So there are three sources all making the same point. While rejecting these sources, you have yet to provide even a single source to the contrary.
Arabs also constituted a majority of the population even within the proposed “Jewish state”.
Point being, the Zionists had no legal claim to most of the land they unilaterally declared on May 14 to be part of their “Jewish state”, and certainly no right to ethnically cleanse Palestine of most of its Arab population in order to establish it.
I can see how you have constructed this crazy reasoning by jumping back and forth between arguments, from endorsing or hiding behind the statement that the Arabs owned most of the land in Mandate territory to acknowledging that they didn’t own the Negev, which constitutes half of it, not to mention the rest of the public land.

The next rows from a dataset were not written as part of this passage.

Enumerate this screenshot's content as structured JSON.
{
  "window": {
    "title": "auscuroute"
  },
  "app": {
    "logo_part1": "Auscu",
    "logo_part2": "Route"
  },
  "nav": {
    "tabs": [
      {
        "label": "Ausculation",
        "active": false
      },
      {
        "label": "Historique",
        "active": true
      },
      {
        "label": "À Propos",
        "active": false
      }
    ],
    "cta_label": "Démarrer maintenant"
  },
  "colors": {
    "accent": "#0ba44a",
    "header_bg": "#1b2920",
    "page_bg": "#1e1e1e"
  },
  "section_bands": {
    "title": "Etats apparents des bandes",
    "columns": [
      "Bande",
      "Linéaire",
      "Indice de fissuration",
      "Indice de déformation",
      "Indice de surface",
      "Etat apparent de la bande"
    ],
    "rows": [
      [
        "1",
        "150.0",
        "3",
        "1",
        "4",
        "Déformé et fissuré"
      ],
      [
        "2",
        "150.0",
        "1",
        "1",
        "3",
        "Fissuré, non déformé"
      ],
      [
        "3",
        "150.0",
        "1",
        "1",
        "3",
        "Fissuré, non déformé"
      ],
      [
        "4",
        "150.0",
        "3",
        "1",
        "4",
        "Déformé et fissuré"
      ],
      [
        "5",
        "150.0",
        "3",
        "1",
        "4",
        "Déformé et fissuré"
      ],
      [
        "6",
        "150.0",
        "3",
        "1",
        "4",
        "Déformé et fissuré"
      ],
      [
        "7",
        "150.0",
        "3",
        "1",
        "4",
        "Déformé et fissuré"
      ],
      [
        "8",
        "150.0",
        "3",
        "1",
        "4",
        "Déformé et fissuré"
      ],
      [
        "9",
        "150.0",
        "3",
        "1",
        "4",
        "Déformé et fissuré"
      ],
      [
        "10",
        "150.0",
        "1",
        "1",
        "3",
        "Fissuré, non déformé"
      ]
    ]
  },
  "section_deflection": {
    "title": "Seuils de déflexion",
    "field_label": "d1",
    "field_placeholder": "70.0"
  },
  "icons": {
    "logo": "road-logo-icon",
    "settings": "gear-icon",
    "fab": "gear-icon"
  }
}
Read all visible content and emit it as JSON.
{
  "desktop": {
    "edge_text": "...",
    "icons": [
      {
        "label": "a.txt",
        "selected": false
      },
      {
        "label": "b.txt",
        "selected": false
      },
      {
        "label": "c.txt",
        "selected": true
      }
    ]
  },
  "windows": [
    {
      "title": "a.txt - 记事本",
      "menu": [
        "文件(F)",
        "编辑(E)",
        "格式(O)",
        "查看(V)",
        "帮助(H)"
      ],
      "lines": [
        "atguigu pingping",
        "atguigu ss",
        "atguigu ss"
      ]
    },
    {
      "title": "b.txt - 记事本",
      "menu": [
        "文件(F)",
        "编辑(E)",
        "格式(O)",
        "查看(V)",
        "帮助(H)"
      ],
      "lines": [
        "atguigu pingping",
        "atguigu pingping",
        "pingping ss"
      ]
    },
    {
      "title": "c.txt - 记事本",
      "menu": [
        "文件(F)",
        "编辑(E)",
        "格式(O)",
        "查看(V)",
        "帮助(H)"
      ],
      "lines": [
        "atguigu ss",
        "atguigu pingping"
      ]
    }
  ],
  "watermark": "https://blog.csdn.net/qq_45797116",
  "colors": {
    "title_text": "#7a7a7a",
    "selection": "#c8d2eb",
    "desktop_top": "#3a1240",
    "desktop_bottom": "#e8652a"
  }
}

Your determination that the right of a state to exist “is a meaningless concept” is belied by the UN itself, which calls for “respect for and acknowledgement of the sovereignty, territorial integrity and political independence of every State in the area and their right to live in peace within secure and recognized boundaries free from threats or acts of force.” Do I have to repeat that if you don’t understand this to mean the right of the state to exist as such, there is something seriously wrong with your comprehension of the English language.
All the relevant parties, from the UN to the sovereign states that constitute it, affirmed the legitimacy of Israeli statehood and independence by voting it in as a UN member and individually establishing diplomatic relations with it.
The”ethnic cleansing” business I have already addressed.
I am not going to reply if you repeat yourself. I realize that you are desperate to have the last word, but the only people you are fooling are people like yourself, though I’m sure that even they can spot the contradictions in your reasoning.
You assert my arguments are inconsistent, but fail to demonstrate any inconsistency. I’ve given you the statistics regarding land ownership, and my sources. You’ve still given us none, just denials.
Again, the concept of a state having a “right to exist” is meaningless and the proper framework for discussion is the right to self-determination. When the UN calls for respect for sovereignty, territorial integrity and political independence, it is calling for respect for the right to self-determination. Again, it is Israel that rejects this right for the Palestinians, not vice versa.
Regarding Israel’s UN membership, I refer readers to the section titled “Resolution 194” in chapter three, “The ‘Peace Process'”. If you wish to challenge my argument in this regard, you will have to actually read the book.
Appendix 1: Land ownership statistics from the Survey of Palestine
Appendix 2: Land ownership statistics from 1945 prepared by a UN General Assembly committee
Want to empower yourself with the knowledge to take on Zionist defenders of Israel’s crimes against the Palestinians? Order your copy of Obstacle to Peace today!